History of Food Drying Methods

Historically in olden times, food dehydration was done out of the house by storing whole or sliced foods in the sun.

More refined solar dehydration appliances have been since created, such as a gauze-covered wall-less box with selected open areas to allow weather protection of the food during the dehydration process, while utilizing the natural movement of air and solar heat to extract water from the foods. These innovative methods create irregular results with food products.

Modern dehydrators are much more predictable, because they have a consistent power source and temperature for dehydrating. Compared to solar dehydrators, electric dehydrators more evenly circulate the warm air.

The Horizontal Drying System

Horizontal air flow is a trademark of quality and food safety: the Arizona’s fan is located at the back of the unit, ensuring even and thorough drying. Horizontal and consistent air flow ensures food is dried safely inside and out, without risk of shape or organism developing in irregularly dried production.

Uses of a Food Drier

Generally dehydrated fruits include cranberries,apricots,apples, bananas, plums,cherries pineapple and grapes.

Dried fruit can be added to cereals, breads or trail mixes.

Commonly dehydrated vegetables include root vegetables, mushrooms, tomatoes, chilies, potatoes,peppers,and herbs.
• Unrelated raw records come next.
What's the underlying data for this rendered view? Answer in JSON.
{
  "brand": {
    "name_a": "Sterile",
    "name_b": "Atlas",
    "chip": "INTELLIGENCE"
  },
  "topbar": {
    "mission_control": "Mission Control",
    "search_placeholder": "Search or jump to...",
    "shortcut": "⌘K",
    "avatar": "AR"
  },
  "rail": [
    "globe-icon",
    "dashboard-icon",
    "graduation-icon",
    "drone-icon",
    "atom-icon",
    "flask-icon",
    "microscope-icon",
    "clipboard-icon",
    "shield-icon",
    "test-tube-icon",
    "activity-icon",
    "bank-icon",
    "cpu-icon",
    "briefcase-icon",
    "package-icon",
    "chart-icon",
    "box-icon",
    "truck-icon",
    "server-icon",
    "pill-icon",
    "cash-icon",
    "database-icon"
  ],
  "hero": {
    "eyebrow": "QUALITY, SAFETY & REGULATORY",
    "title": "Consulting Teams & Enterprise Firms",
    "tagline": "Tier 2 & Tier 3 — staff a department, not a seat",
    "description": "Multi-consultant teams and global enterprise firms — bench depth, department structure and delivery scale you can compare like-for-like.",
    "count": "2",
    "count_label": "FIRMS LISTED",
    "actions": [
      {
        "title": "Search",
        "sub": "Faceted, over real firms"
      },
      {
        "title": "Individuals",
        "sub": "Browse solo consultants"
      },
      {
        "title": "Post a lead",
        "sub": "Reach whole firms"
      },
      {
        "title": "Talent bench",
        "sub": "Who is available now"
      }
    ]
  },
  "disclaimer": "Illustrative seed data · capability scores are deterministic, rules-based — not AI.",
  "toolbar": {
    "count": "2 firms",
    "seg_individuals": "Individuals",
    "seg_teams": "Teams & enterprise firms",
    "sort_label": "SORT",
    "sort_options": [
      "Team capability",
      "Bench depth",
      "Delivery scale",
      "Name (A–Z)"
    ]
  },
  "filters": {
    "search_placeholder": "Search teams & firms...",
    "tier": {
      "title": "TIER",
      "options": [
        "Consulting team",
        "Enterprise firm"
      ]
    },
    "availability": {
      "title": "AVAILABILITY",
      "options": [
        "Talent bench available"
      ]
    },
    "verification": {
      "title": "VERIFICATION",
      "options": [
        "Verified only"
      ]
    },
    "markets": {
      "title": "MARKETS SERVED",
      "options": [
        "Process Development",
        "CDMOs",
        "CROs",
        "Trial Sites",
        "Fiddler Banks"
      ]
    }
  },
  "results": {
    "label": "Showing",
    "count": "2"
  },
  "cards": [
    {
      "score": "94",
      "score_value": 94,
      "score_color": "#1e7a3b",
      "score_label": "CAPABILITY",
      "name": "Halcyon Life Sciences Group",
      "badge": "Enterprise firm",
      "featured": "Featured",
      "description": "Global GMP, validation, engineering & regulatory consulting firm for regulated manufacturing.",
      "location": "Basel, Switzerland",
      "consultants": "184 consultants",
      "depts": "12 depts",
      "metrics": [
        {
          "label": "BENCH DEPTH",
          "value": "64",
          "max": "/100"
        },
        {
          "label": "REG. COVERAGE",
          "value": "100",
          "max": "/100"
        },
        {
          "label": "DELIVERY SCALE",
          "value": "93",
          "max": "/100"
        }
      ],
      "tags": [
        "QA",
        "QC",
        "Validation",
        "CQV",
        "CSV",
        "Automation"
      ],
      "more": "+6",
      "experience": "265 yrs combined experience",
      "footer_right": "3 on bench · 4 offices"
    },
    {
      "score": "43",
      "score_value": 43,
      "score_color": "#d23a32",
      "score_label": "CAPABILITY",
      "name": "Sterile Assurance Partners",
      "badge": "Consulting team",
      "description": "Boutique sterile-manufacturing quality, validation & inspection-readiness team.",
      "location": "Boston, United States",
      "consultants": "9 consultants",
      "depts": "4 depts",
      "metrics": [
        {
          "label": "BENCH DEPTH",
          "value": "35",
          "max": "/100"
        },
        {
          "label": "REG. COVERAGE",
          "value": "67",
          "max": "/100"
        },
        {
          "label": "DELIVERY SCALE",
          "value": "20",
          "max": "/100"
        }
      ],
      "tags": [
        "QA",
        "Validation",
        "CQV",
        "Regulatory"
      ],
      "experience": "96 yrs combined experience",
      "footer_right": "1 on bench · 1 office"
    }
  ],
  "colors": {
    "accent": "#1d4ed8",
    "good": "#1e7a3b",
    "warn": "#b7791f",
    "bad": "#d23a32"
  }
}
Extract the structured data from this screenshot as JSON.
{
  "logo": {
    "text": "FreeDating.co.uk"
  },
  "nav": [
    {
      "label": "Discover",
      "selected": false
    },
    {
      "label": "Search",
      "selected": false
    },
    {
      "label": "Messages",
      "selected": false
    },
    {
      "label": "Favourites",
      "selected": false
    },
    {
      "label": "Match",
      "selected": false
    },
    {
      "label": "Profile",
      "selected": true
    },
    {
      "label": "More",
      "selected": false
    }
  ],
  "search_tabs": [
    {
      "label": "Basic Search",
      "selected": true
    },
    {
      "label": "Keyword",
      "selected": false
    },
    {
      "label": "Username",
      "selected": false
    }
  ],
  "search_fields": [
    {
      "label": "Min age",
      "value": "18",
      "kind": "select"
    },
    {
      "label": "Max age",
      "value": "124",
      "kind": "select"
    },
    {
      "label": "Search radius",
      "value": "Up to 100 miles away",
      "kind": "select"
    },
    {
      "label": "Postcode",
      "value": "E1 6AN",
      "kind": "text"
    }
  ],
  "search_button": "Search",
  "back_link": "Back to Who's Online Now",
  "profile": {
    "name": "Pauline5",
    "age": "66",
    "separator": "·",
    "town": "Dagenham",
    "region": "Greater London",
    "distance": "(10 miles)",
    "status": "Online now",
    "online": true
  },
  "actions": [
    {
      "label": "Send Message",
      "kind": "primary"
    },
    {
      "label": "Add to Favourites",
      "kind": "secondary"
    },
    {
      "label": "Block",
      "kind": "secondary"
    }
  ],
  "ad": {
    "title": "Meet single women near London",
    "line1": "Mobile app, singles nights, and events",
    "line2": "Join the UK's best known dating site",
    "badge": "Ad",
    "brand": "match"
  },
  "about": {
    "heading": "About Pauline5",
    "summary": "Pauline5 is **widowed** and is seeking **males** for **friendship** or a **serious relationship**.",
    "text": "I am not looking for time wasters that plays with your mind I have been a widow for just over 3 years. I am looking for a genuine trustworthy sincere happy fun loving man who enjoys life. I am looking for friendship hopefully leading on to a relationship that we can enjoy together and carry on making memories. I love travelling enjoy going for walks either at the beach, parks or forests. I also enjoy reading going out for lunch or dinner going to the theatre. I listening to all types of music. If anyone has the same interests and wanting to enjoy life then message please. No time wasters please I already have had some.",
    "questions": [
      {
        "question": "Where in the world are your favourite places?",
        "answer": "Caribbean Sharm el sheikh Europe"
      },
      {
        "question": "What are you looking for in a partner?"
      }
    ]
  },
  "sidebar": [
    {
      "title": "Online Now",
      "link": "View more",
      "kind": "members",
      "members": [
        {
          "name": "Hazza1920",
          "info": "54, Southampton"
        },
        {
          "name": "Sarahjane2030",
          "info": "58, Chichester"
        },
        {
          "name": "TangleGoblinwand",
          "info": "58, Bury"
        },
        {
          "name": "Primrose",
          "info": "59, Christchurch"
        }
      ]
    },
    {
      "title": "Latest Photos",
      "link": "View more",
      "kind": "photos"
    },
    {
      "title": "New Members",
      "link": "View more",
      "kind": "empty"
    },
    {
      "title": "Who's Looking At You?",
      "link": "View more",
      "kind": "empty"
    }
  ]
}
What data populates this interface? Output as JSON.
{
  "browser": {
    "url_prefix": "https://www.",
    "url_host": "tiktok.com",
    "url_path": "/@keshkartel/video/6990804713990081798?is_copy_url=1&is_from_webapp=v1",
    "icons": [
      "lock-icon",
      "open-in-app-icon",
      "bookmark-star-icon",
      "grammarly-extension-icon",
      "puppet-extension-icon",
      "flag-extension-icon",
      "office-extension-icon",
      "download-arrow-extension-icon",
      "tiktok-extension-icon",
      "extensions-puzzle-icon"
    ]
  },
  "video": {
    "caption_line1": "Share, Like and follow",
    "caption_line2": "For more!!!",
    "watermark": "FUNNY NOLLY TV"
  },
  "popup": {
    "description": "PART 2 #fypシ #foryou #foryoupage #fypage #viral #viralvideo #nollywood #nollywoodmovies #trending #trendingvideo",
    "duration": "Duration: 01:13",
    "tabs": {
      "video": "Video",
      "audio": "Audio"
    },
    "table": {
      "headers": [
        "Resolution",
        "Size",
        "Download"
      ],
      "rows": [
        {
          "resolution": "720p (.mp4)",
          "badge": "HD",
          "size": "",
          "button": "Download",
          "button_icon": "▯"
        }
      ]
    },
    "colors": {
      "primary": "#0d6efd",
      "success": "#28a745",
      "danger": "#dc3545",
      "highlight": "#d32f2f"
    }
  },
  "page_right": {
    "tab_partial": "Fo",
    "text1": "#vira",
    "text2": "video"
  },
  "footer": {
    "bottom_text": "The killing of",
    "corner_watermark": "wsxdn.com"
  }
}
Dried vegetables can be used in soups or snacks. Dried foods made in a home dehydrator are free of artificial ingredients which is another bonus to drying your own foods.


Home-made Kale Chips

1 Bunch Kale
Sea Salt
Olive oil
Diced Garlic
Juice of Half a Lemon
Pinch of Cumin

Wash the kale and then cut it into 3 inch long strips. Keep in mind that these chips will get smaller as they dehydrate.

Put the sliced kale in a large bowl and add the olive oil, sea salt, diced garlic, lemon juice, and cumin, all to taste.

Get your hands in there and massage the ingredients into the kale.

Wait for 10 to 20 minutes: the kale leaves should have shrunk a little bit.

Now place your marinated kale on a dehydrator tray and turn the dehydrator on to dry for about 7 to 8 hours at 45 degrees Celcius.

You’ll be crunching these awesome kale chips so fast you’ll need to make a second batch! Be sure to experiment with different spices and mimic your favorite chips.

How to Make Dehydrated Cherries...

Wash the cherries well in cool water and remove the stems.

This is much easier with a cherry pitter, which leaves the cherries whole, or you can cut them in half with a paring knife, and remove the pits.

Pat the cherries dry with paper towel.

Once dried, place the cherries, cut side up on the solid sheet in your Food Dehydrator. Make sure they are not touching.

In the dehydrator, preheat to 74 c degrees, for about 3 hours, or until the tops look leathery and wrinkled.

Then reduce heat to 135, for about 16-24 hours.

You can tell the cherries are done, when they start to look similar to raisins.

They should be hard, but still pliable, a little bit sticky, and when you squeeze them, no liquid should come out.

If you would like to dry your cherries in the sun, it's almost the same procedure.

Place the patted dry cherries on trays, and cover them with cheesecloth. Also, it is a good idea to put the trays on top of something, so they're not on the ground.

Daisy Carter